Validation of Hebrew Versions of the Pelvic Floor Distress Inventory, Pelvic Organ Prolapse/Urinary Incontinence Sexual Function Questionnaire, and the Urgency, Severity and Impact Questionnaire

Lior Lowenstein, Gil Levy, Keren Or Chen, Shimon Ginath, Alex Condrea, Anna Padoa
2012 Female Pelvic Medicine & Reconstructive Surgery  
Objective: Validated objective tools in the native languages of investigated populations are important for evaluating effects of medical disorders and treatments. The aim of our study was to validate a Hebrew version of the validated questionnaires commonly used in the field of urogynecology. Methods: This is a 2-step, prospective, multicenter study. Using a back-translation method, Hebrew-language versions of the following questionnaires were developed: Pelvic Floor Distress Inventory, Pelvic
more » ... Inventory, Pelvic Organ Prolapse/Urinary Incontinence Sexual Function Questionnaire, and the Urgency, Severity and Impact Questionnaire. The questionnaires were administered in both Hebrew and English to 56 bilingual patients with pelvic organ prolapse and/or urinary incontinence.
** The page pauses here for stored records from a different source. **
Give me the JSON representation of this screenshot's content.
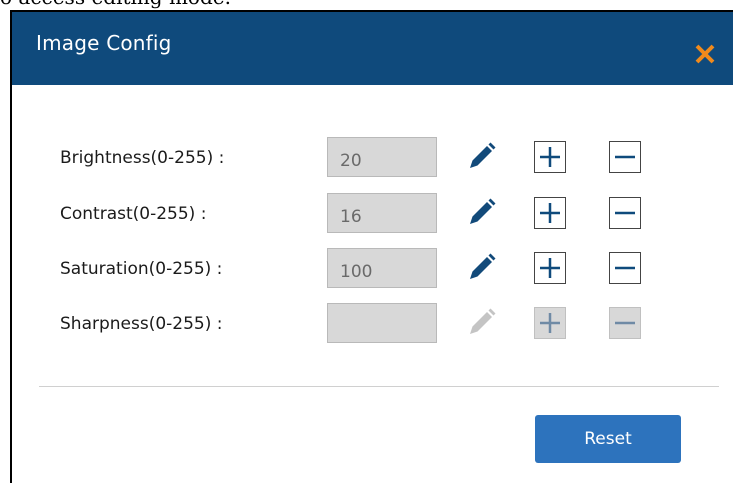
{
  "behind_text": "o access editing mode.",
  "dialog": {
    "title": "Image Config",
    "close_icon": "close-x-icon",
    "reset_label": "Reset"
  },
  "colors": {
    "header_bg": "#0f4a7c",
    "close_icon": "#f08a1c",
    "button_primary": "#2d73bd",
    "edit_icon_enabled": "#124a7a",
    "edit_icon_disabled": "#c4c4c4"
  },
  "settings": [
    {
      "label": "Brightness(0-255) :",
      "value": "20",
      "enabled": true,
      "icons": [
        "pencil-icon",
        "plus-icon",
        "minus-icon"
      ]
    },
    {
      "label": "Contrast(0-255) :",
      "value": "16",
      "enabled": true,
      "icons": [
        "pencil-icon",
        "plus-icon",
        "minus-icon"
      ]
    },
    {
      "label": "Saturation(0-255) :",
      "value": "100",
      "enabled": true,
      "icons": [
        "pencil-icon",
        "plus-icon",
        "minus-icon"
      ]
    },
    {
      "label": "Sharpness(0-255) :",
      "value": "",
      "enabled": false,
      "icons": [
        "pencil-icon",
        "plus-icon",
        "minus-icon"
      ]
    }
  ]
}
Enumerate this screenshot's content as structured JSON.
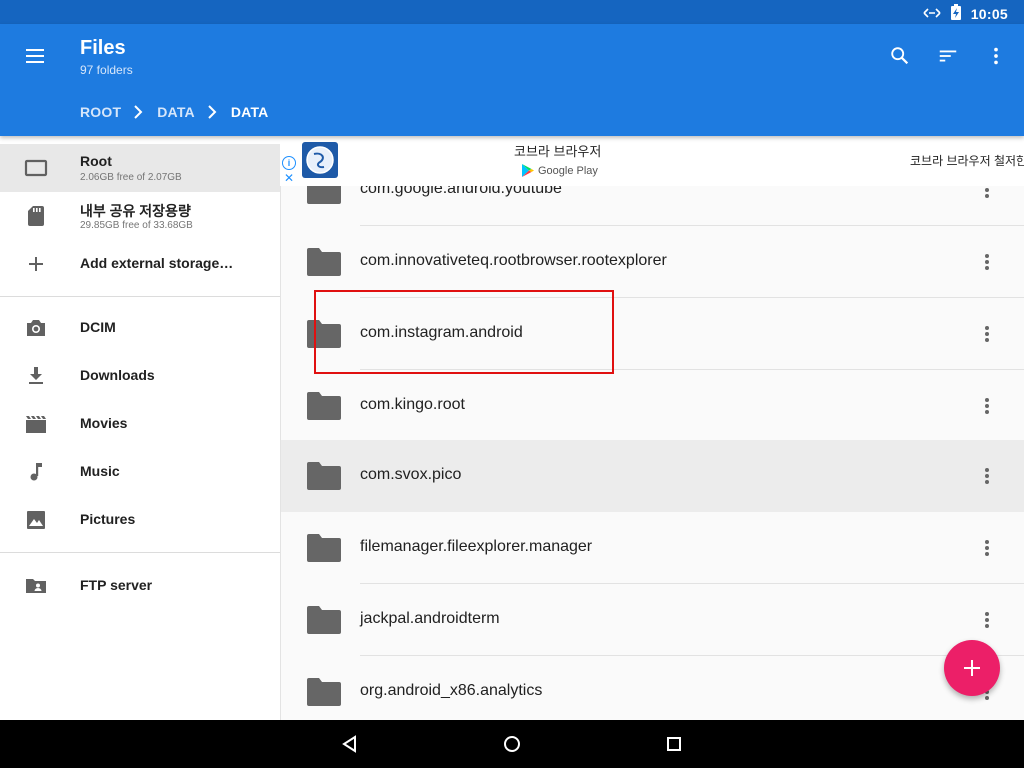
{
  "status_bar": {
    "time": "10:05",
    "icons": [
      "data-sync-icon",
      "battery-charging-icon"
    ]
  },
  "app_bar": {
    "title": "Files",
    "subtitle": "97 folders",
    "actions": [
      "search-icon",
      "sort-icon",
      "more-vert-icon"
    ],
    "breadcrumb": [
      "ROOT",
      "DATA",
      "DATA"
    ]
  },
  "sidebar": {
    "storage": [
      {
        "label": "Root",
        "sub": "2.06GB free of 2.07GB",
        "icon": "storage-icon",
        "selected": true
      },
      {
        "label": "내부 공유 저장용량",
        "sub": "29.85GB free of 33.68GB",
        "icon": "sd-card-icon",
        "selected": false
      },
      {
        "label": "Add external storage…",
        "icon": "plus-icon",
        "selected": false
      }
    ],
    "folders": [
      {
        "label": "DCIM",
        "icon": "camera-icon"
      },
      {
        "label": "Downloads",
        "icon": "download-icon"
      },
      {
        "label": "Movies",
        "icon": "movie-icon"
      },
      {
        "label": "Music",
        "icon": "music-note-icon"
      },
      {
        "label": "Pictures",
        "icon": "image-icon"
      }
    ],
    "other": [
      {
        "label": "FTP server",
        "icon": "ftp-folder-icon"
      }
    ]
  },
  "ad": {
    "title": "코브라 브라우저",
    "store": "Google Play",
    "right_text": "코브라 브라우저 철저한"
  },
  "file_list": {
    "rows": [
      {
        "name": "com.google.android.youtube",
        "highlight": false
      },
      {
        "name": "com.innovativeteq.rootbrowser.rootexplorer",
        "highlight": false
      },
      {
        "name": "com.instagram.android",
        "highlight": false
      },
      {
        "name": "com.kingo.root",
        "highlight": false
      },
      {
        "name": "com.svox.pico",
        "highlight": true
      },
      {
        "name": "filemanager.fileexplorer.manager",
        "highlight": false
      },
      {
        "name": "jackpal.androidterm",
        "highlight": false
      },
      {
        "name": "org.android_x86.analytics",
        "highlight": false
      }
    ]
  },
  "colors": {
    "status_bar": "#1565c0",
    "app_bar": "#1e7be0",
    "fab": "#ec1f68",
    "annotation": "#e01010"
  }
}
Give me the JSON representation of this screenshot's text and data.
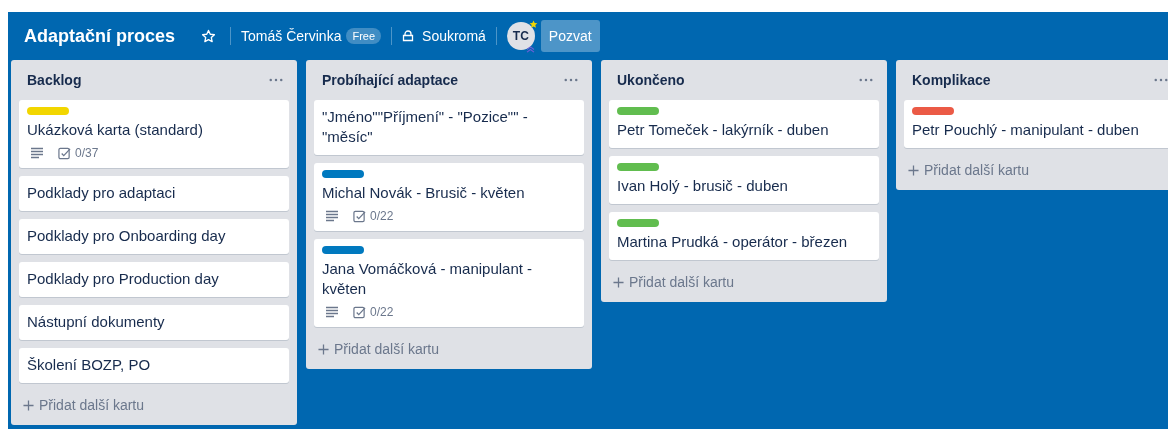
{
  "board": {
    "title": "Adaptační proces",
    "starred": false,
    "owner": "Tomáš Červinka",
    "plan": "Free",
    "visibility": "Soukromá",
    "avatar": "TC",
    "invite": "Pozvat"
  },
  "lists": [
    {
      "title": "Backlog",
      "cards": [
        {
          "color": "#f2d600",
          "title": "Ukázková karta (standard)",
          "description": true,
          "checklist": "0/37"
        },
        {
          "title": "Podklady pro adaptaci"
        },
        {
          "title": "Podklady pro Onboarding day"
        },
        {
          "title": "Podklady pro Production day"
        },
        {
          "title": "Nástupní dokumenty"
        },
        {
          "title": "Školení BOZP, PO"
        }
      ],
      "add": "Přidat další kartu"
    },
    {
      "title": "Probíhající adaptace",
      "cards": [
        {
          "title": "\"Jméno\"\"Příjmení\" - \"Pozice\"\" - \"měsíc\""
        },
        {
          "color": "#0079bf",
          "title": "Michal Novák - Brusič - květen",
          "description": true,
          "checklist": "0/22"
        },
        {
          "color": "#0079bf",
          "title": "Jana Vomáčková - manipulant - květen",
          "description": true,
          "checklist": "0/22"
        }
      ],
      "add": "Přidat další kartu"
    },
    {
      "title": "Ukončeno",
      "cards": [
        {
          "color": "#61bd4f",
          "title": "Petr Tomeček - lakýrník - duben"
        },
        {
          "color": "#61bd4f",
          "title": "Ivan Holý - brusič - duben"
        },
        {
          "color": "#61bd4f",
          "title": "Martina Prudká - operátor - březen"
        }
      ],
      "add": "Přidat další kartu"
    },
    {
      "title": "Komplikace",
      "cards": [
        {
          "color": "#eb5a46",
          "title": "Petr Pouchlý - manipulant - duben"
        }
      ],
      "add": "Přidat další kartu"
    }
  ]
}
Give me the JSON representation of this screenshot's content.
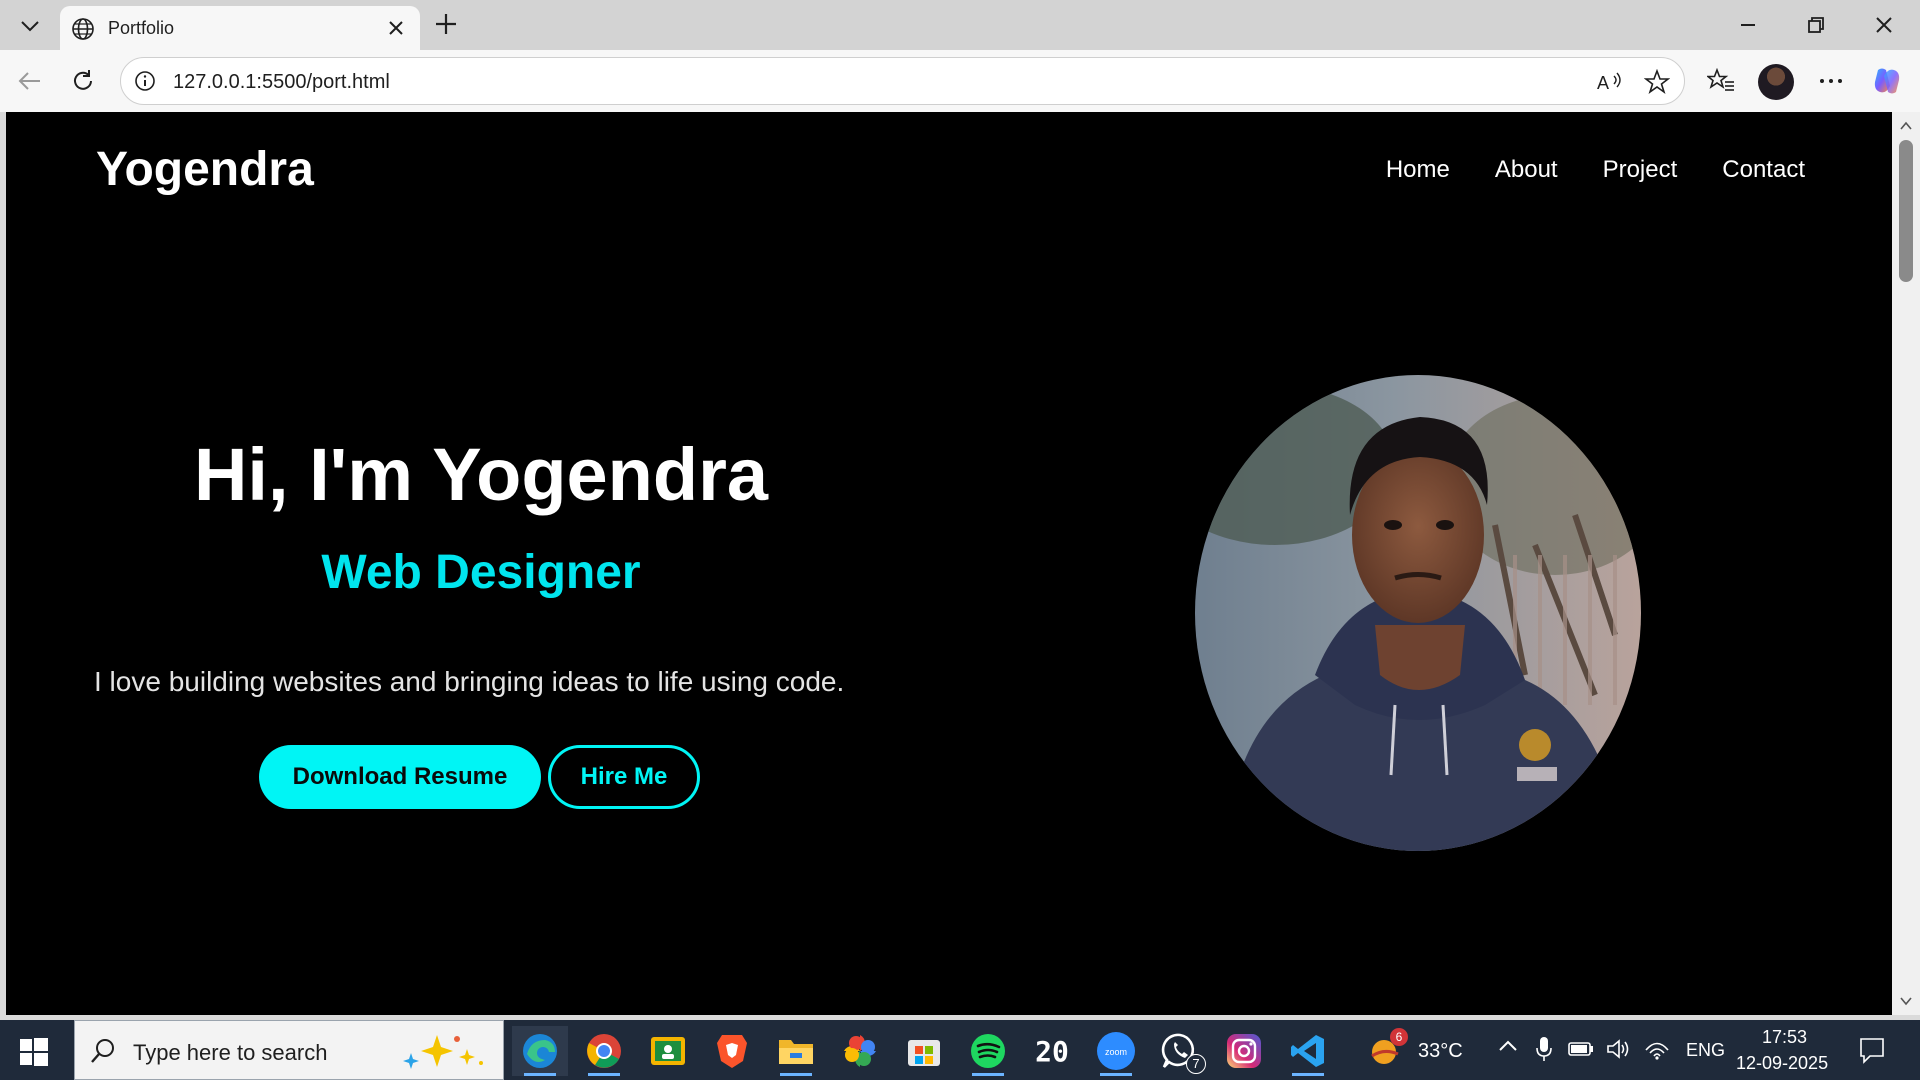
{
  "browser": {
    "tab_title": "Portfolio",
    "url": "127.0.0.1:5500/port.html"
  },
  "page": {
    "logo": "Yogendra",
    "nav": [
      "Home",
      "About",
      "Project",
      "Contact"
    ],
    "hero": {
      "title": "Hi, I'm Yogendra",
      "role": "Web Designer",
      "description": "I love building websites and bringing ideas to life using code.",
      "primary_button": "Download Resume",
      "secondary_button": "Hire Me"
    },
    "colors": {
      "background": "#000000",
      "accent": "#00f5f5",
      "text": "#ffffff"
    }
  },
  "taskbar": {
    "search_placeholder": "Type here to search",
    "pinned_apps": [
      "edge",
      "chrome",
      "classroom",
      "brave",
      "file-explorer",
      "photos",
      "microsoft-store",
      "spotify",
      "calendar",
      "zoom",
      "whatsapp",
      "instagram",
      "vscode"
    ],
    "calendar_day": "20",
    "whatsapp_badge": "7",
    "weather_badge": "6",
    "temperature": "33°C",
    "language": "ENG",
    "time": "17:53",
    "date": "12-09-2025"
  }
}
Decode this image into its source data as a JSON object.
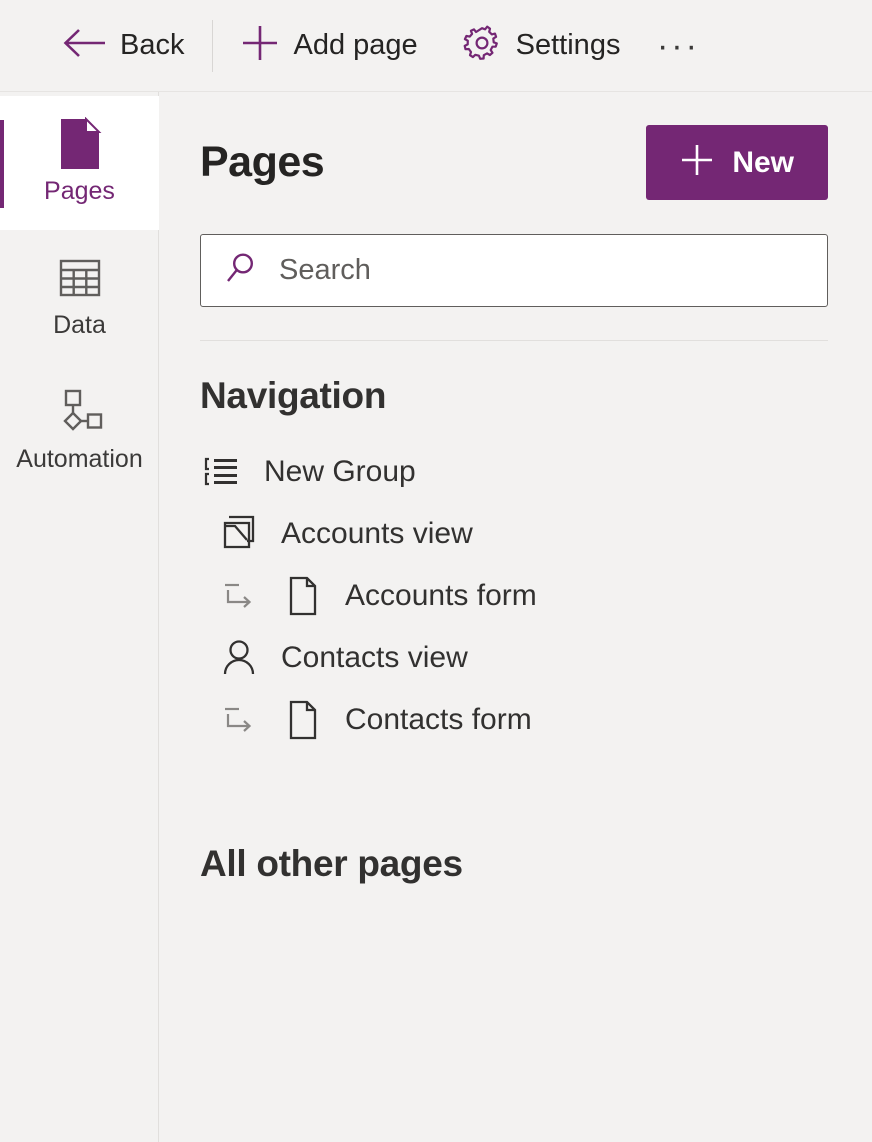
{
  "colors": {
    "accent": "#742774",
    "surface": "#f3f2f1",
    "text": "#252423",
    "muted": "#605e5c",
    "white": "#ffffff"
  },
  "toolbar": {
    "back": {
      "label": "Back",
      "icon": "arrow-left-icon"
    },
    "add_page": {
      "label": "Add page",
      "icon": "plus-icon"
    },
    "settings": {
      "label": "Settings",
      "icon": "gear-icon"
    },
    "overflow": {
      "label": "···",
      "icon": "ellipsis-icon"
    }
  },
  "rail": {
    "items": [
      {
        "label": "Pages",
        "icon": "page-icon",
        "selected": true
      },
      {
        "label": "Data",
        "icon": "table-icon",
        "selected": false
      },
      {
        "label": "Automation",
        "icon": "flowchart-icon",
        "selected": false
      }
    ]
  },
  "main": {
    "title": "Pages",
    "new_button": {
      "label": "New",
      "icon": "plus-icon"
    },
    "search": {
      "value": "",
      "placeholder": "Search",
      "icon": "search-icon"
    },
    "navigation": {
      "heading": "Navigation",
      "items": [
        {
          "label": "New Group",
          "icon": "group-list-icon",
          "indented": false,
          "sub": false
        },
        {
          "label": "Accounts view",
          "icon": "entity-view-icon",
          "indented": true,
          "sub": false
        },
        {
          "label": "Accounts form",
          "icon": "page-outline-icon",
          "indented": true,
          "sub": true
        },
        {
          "label": "Contacts view",
          "icon": "person-icon",
          "indented": true,
          "sub": false
        },
        {
          "label": "Contacts form",
          "icon": "page-outline-icon",
          "indented": true,
          "sub": true
        }
      ]
    },
    "all_other_pages": {
      "heading": "All other pages"
    }
  }
}
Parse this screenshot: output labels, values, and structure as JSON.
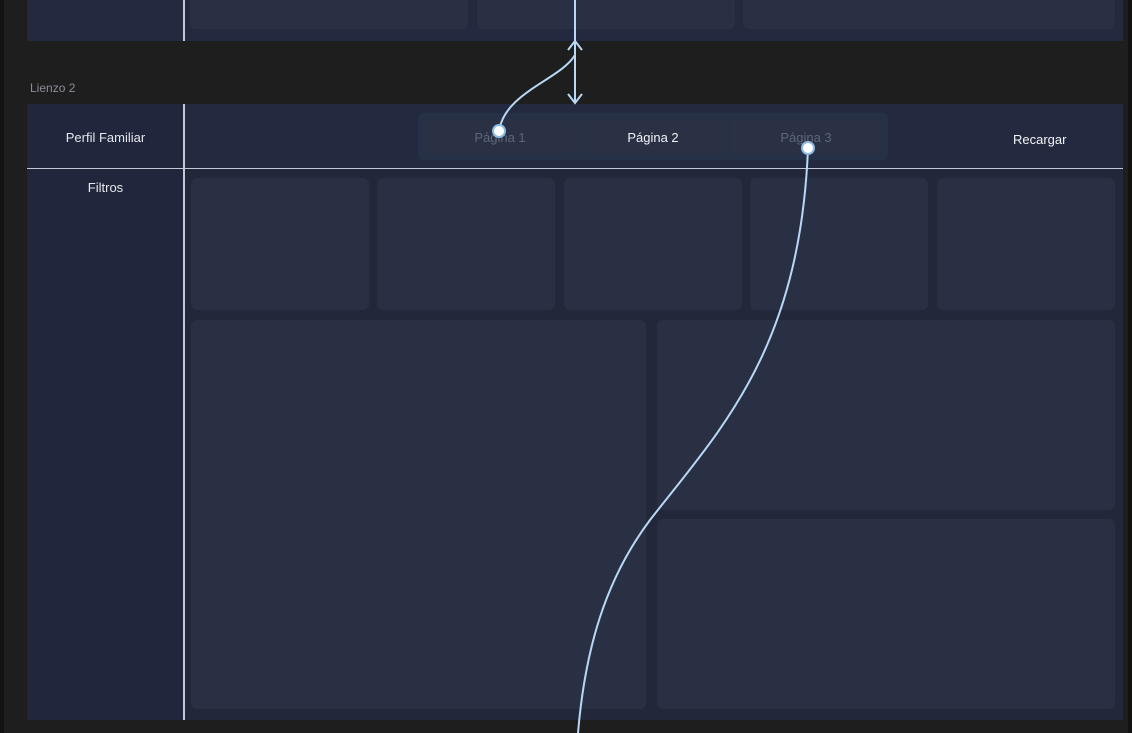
{
  "canvas2": {
    "label": "Lienzo 2",
    "header": {
      "title": "Perfil Familiar",
      "tabs": [
        "Página 1",
        "Página 2",
        "Página 3"
      ],
      "active_tab": "Página 2",
      "reload_label": "Recargar"
    },
    "sidebar": {
      "filters_label": "Filtros"
    }
  },
  "colors": {
    "app_background": "#1e1e1e",
    "canvas_background": "#232a40",
    "card_background": "#2a3043",
    "connector": "#b8d8f5",
    "divider": "#c2c8d6"
  }
}
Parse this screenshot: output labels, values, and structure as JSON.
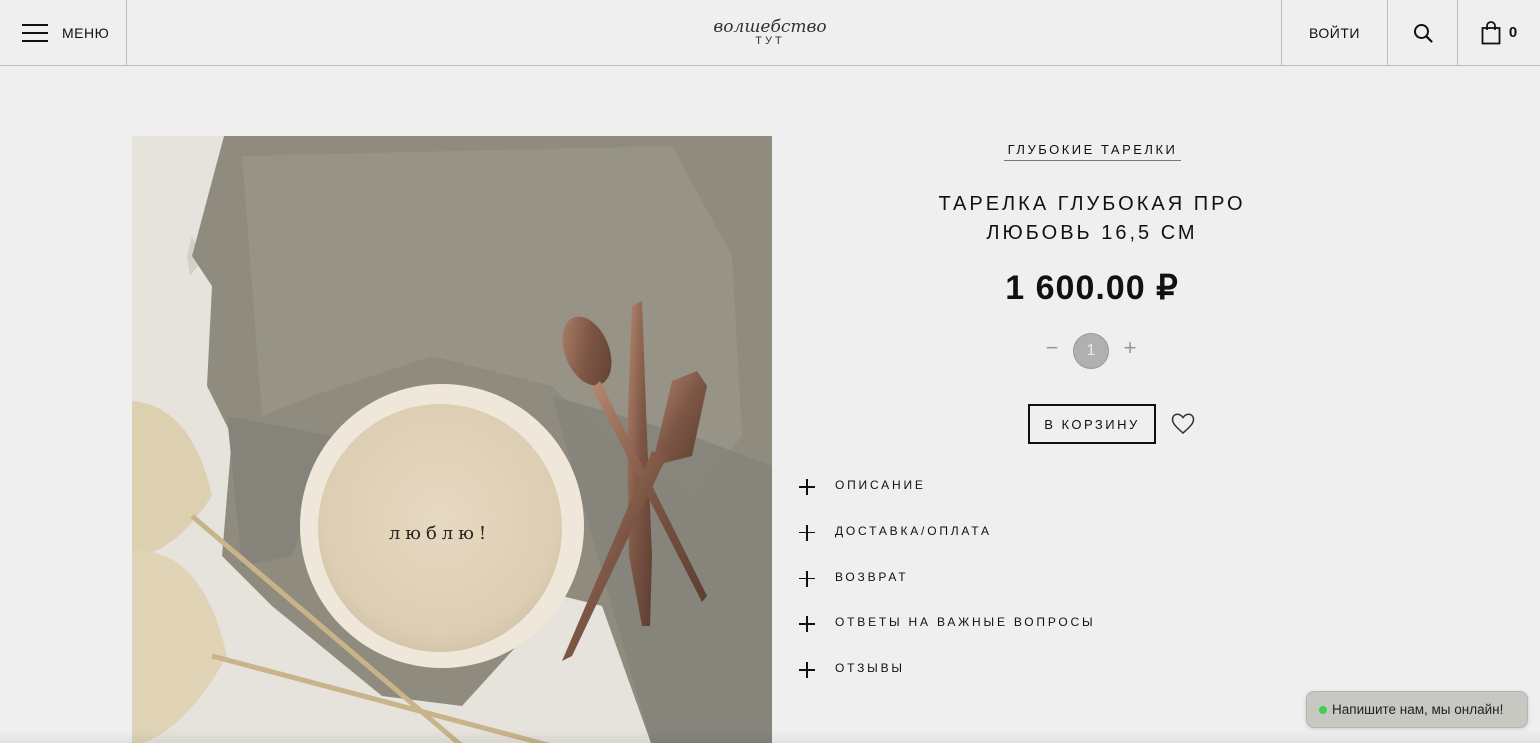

To test reliability, the participants were asked to refill the questionnaires in Hebrew 2 weeks later. Scores from the Hebrew and English versions were compared, using the Wilcoxon signed rank test. Correlations between versions were assessed by the Spearman test. P G 0.05 or less was considered significant. Results: Scores from the Hebrew and English versions were found to be highly correlated, Q = 0.61Y0.96; P G 0.001. No differences in total scores were detected between the 2 versions of the 3 questionnaires and their subcategories (P 9 0.05). Cronbach alpha values were good (0.65Y096) for all questionnaires. Scores were highly correlated when the patients refilled the questionnaires in Hebrew (Q = 0.81Y0.98; P G 0.001). Conclusions: This study provides validated Hebrew versions of 3 well-accepted pelvic floor questionnaires. These questionnaires will enable standardization when assessing women with pelvic floor dysfunction.
doi:10.1097/spv.0b013e31827268fa pmid:23143424 fatcat:7j5uyi5ahbhx3lvamie3pnxkwm